Task to carry out
Where a line in the listing contains the string "this", copy that line out.

Data extracts
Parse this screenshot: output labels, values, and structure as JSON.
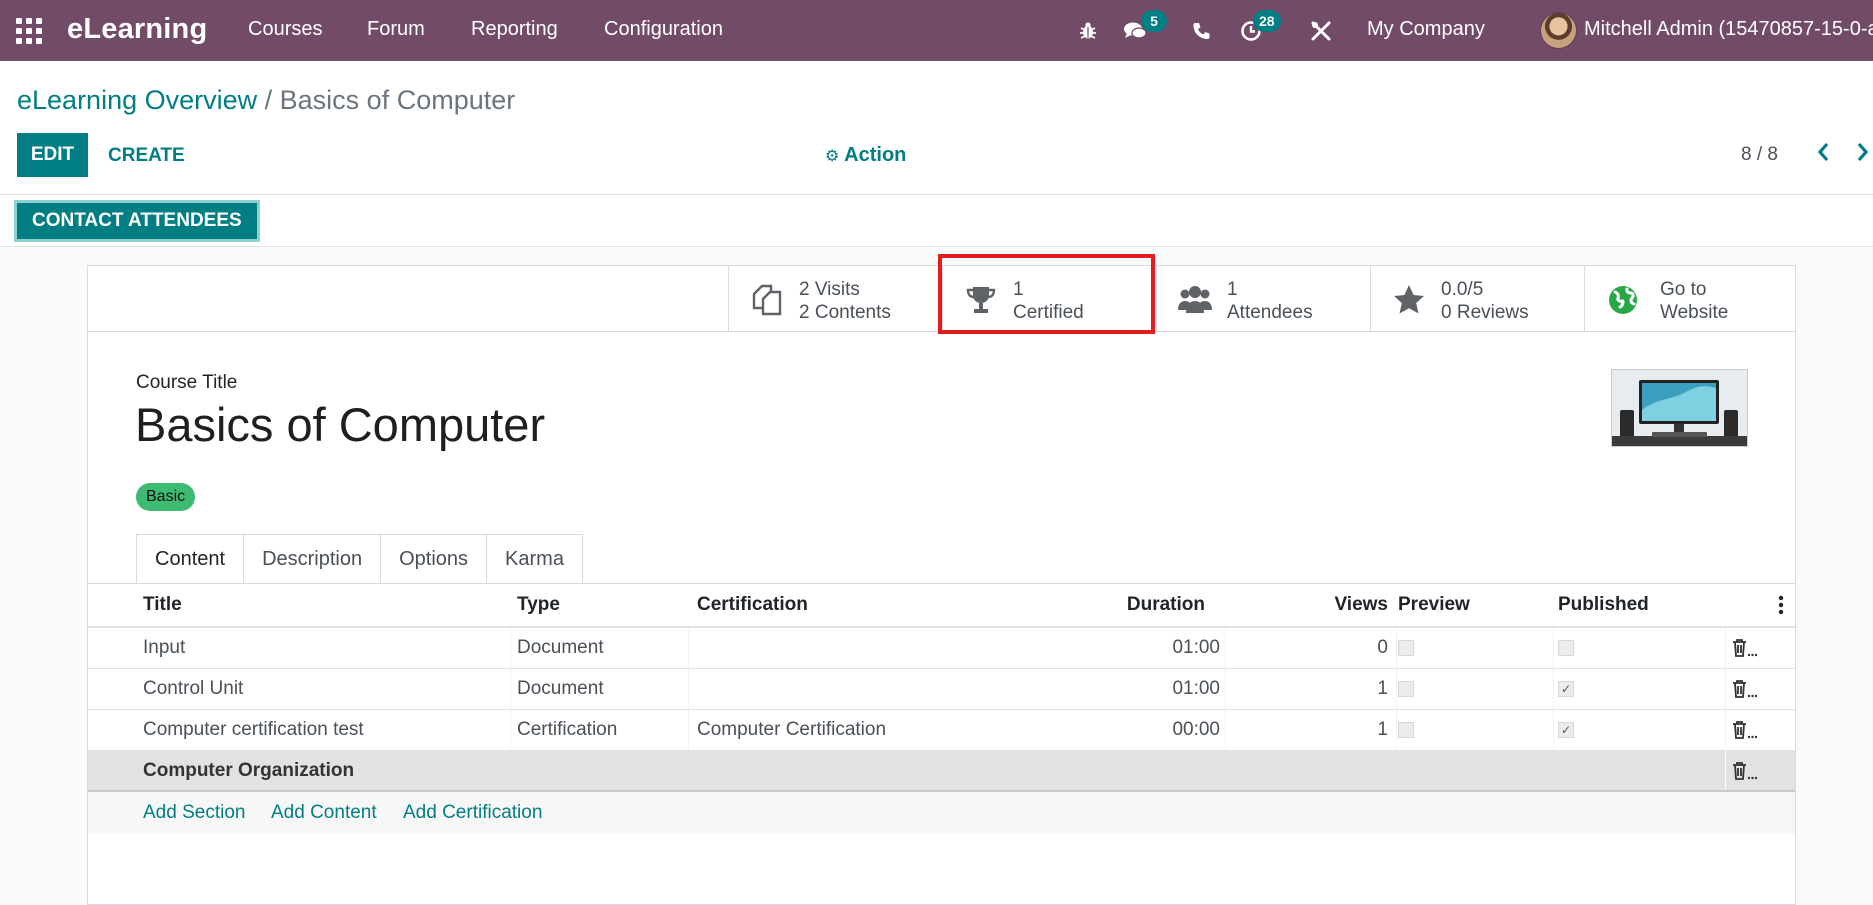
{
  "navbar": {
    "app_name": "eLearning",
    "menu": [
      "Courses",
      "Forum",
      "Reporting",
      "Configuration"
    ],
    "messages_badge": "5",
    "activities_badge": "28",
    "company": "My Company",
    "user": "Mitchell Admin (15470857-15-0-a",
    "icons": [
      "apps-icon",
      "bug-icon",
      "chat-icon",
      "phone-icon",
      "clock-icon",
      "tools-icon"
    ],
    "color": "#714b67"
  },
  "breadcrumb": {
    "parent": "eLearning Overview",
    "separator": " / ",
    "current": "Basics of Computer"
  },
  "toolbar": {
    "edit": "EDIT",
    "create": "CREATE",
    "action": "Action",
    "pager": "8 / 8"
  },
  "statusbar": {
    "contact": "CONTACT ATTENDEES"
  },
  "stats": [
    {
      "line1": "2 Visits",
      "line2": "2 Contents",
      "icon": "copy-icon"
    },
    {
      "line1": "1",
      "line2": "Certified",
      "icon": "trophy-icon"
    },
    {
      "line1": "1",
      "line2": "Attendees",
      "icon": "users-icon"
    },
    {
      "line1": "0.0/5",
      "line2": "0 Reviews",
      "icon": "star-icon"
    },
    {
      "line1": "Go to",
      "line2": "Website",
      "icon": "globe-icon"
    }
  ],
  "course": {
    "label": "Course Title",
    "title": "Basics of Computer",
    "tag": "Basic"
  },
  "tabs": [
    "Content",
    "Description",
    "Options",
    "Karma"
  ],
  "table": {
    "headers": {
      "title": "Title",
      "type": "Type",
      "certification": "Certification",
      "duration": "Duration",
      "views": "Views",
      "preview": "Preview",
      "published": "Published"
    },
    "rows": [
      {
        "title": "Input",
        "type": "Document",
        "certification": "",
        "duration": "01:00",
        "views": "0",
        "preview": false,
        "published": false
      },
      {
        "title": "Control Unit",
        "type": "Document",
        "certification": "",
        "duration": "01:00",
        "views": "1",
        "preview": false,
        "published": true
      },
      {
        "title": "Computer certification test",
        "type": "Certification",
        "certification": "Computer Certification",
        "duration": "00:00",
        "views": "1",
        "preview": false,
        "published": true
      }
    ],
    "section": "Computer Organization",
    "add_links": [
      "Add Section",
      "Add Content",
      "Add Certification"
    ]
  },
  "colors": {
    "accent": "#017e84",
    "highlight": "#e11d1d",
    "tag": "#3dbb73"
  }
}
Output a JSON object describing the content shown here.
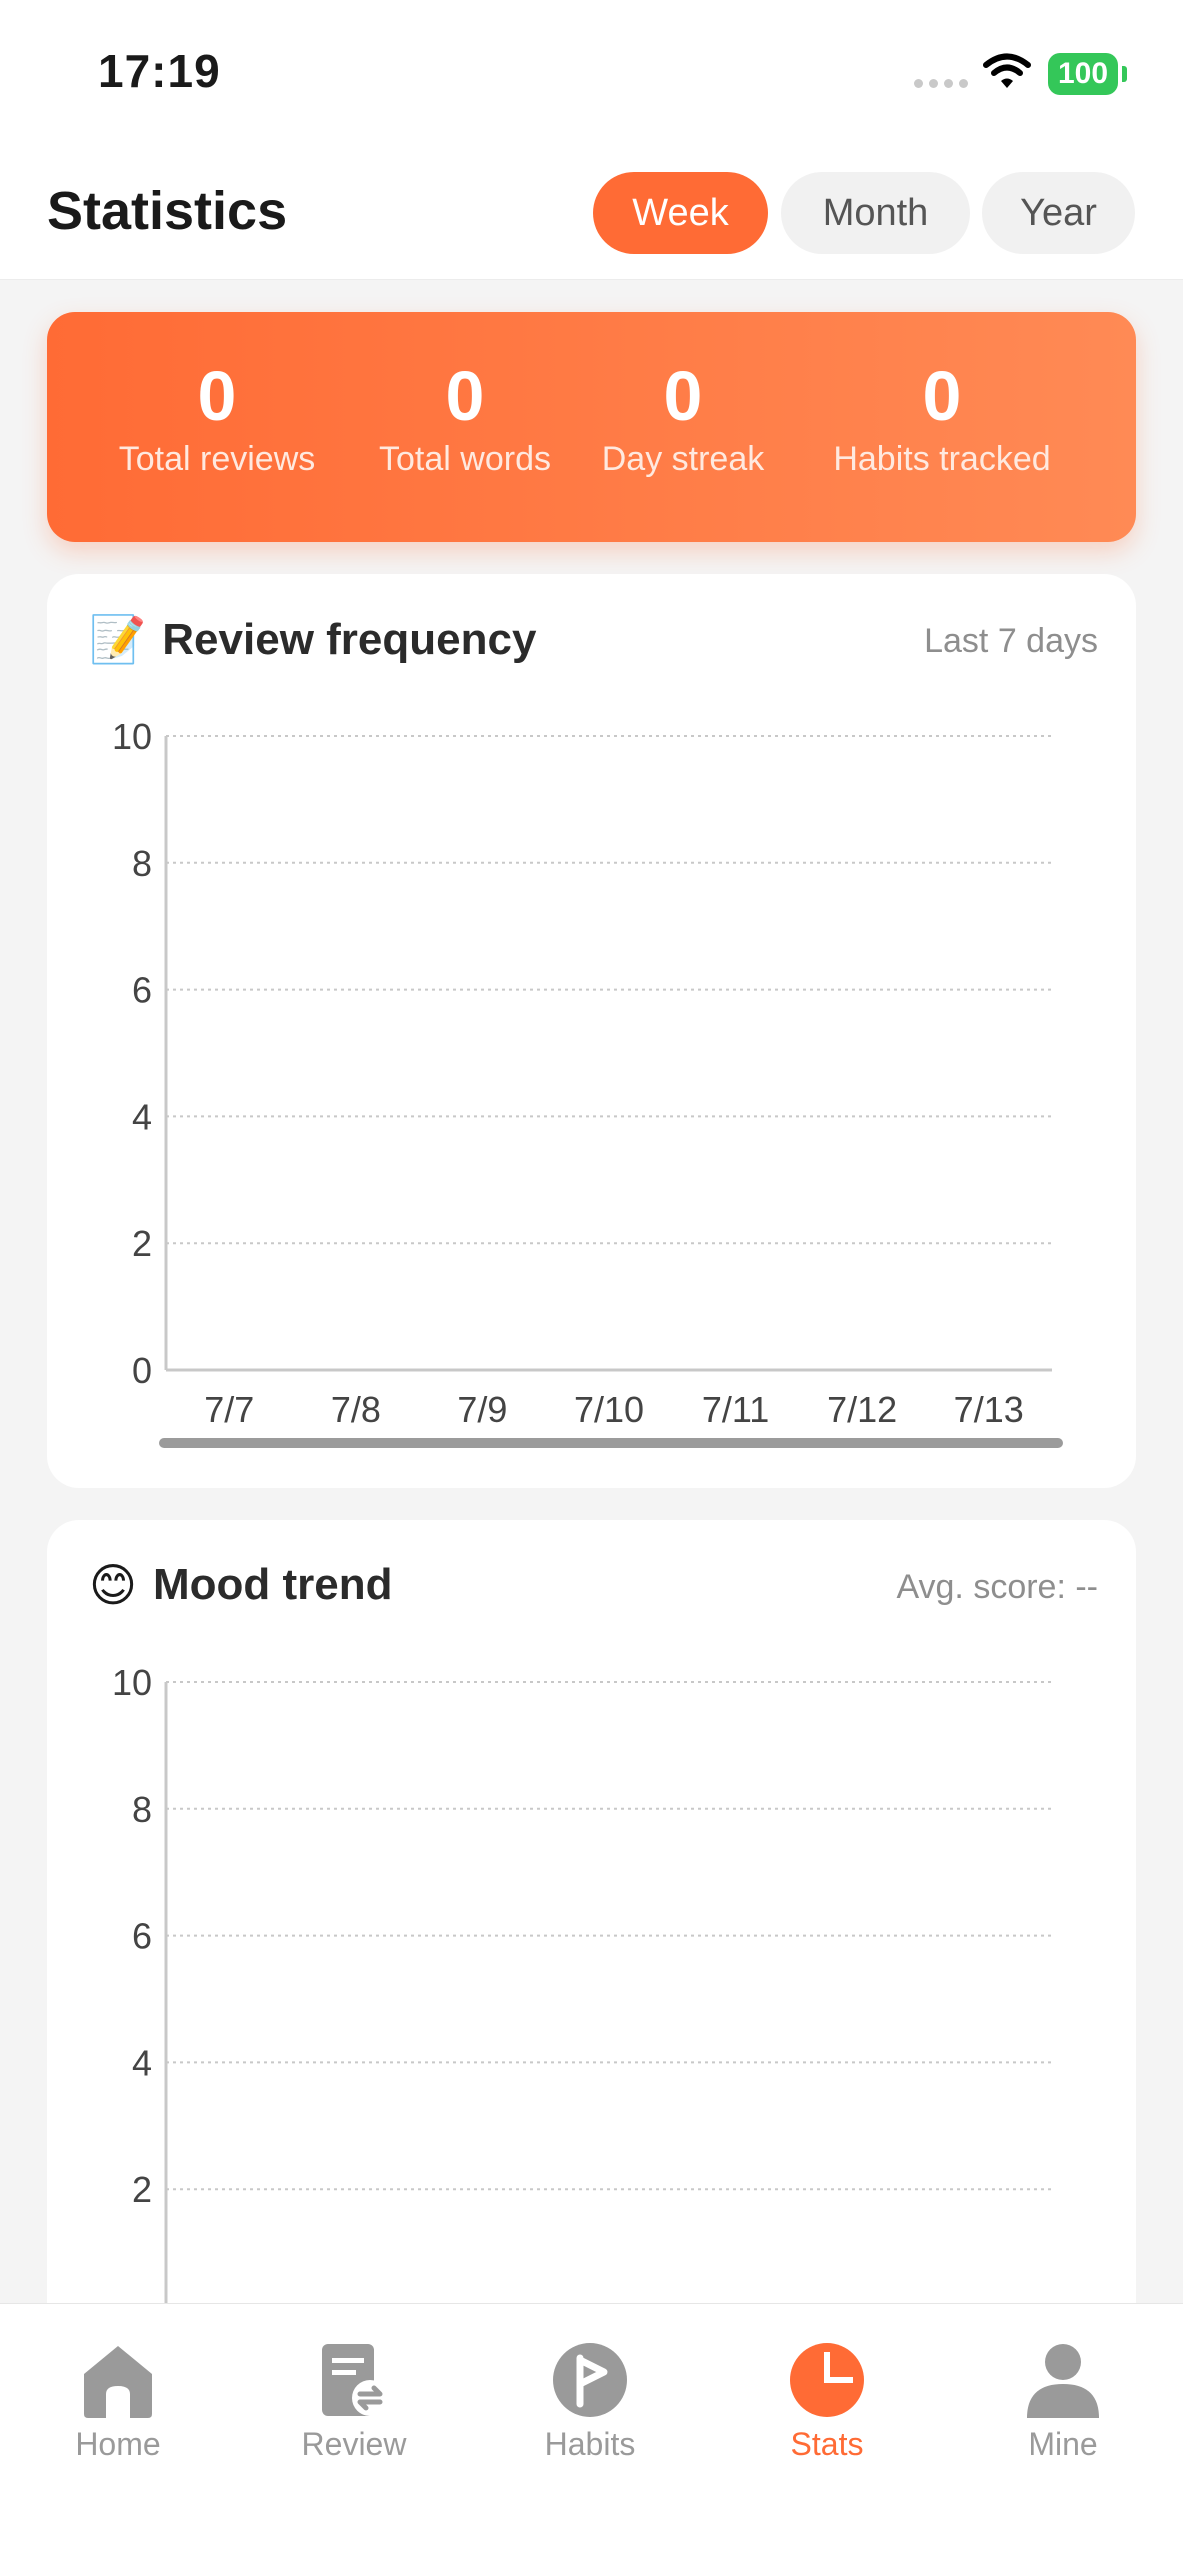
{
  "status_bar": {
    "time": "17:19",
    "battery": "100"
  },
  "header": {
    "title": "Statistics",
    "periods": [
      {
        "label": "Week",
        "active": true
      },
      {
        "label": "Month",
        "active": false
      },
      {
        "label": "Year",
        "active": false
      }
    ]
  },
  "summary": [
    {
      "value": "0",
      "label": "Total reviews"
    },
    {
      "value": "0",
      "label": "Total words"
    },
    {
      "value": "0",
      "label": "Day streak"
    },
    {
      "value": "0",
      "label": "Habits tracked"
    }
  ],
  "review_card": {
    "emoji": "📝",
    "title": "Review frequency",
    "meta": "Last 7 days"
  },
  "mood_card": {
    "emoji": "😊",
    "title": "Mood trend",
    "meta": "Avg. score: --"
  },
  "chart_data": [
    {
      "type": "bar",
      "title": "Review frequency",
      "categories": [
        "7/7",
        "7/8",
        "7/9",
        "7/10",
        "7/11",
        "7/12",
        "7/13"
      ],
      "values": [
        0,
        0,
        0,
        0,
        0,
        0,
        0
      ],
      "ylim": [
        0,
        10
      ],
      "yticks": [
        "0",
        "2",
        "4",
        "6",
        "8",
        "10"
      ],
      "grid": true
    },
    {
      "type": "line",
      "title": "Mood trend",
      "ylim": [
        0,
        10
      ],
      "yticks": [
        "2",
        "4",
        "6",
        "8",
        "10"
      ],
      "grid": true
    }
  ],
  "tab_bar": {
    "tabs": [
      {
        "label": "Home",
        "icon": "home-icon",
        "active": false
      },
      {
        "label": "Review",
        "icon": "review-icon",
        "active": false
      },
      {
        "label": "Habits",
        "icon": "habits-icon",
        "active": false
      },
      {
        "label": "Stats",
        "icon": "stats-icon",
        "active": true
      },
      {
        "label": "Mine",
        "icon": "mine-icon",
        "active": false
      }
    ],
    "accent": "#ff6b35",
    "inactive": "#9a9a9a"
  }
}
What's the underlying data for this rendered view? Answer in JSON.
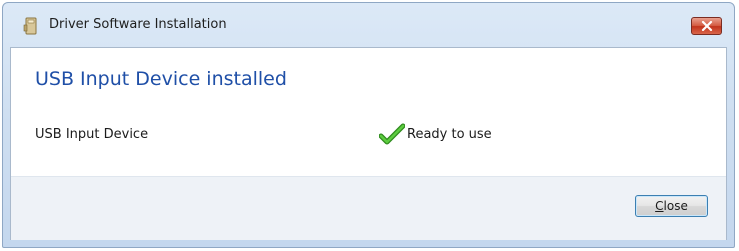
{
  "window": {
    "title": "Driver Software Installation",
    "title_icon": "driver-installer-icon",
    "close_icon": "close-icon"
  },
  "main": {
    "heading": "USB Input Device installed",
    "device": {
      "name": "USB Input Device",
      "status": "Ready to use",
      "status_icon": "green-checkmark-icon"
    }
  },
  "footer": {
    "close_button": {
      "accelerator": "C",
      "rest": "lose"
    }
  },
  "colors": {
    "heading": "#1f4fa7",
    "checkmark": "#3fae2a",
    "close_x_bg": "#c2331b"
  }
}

Expected answer
Parse this screenshot: output labels, values, and structure as JSON.
What's the underlying data for this rendered view? Answer in JSON.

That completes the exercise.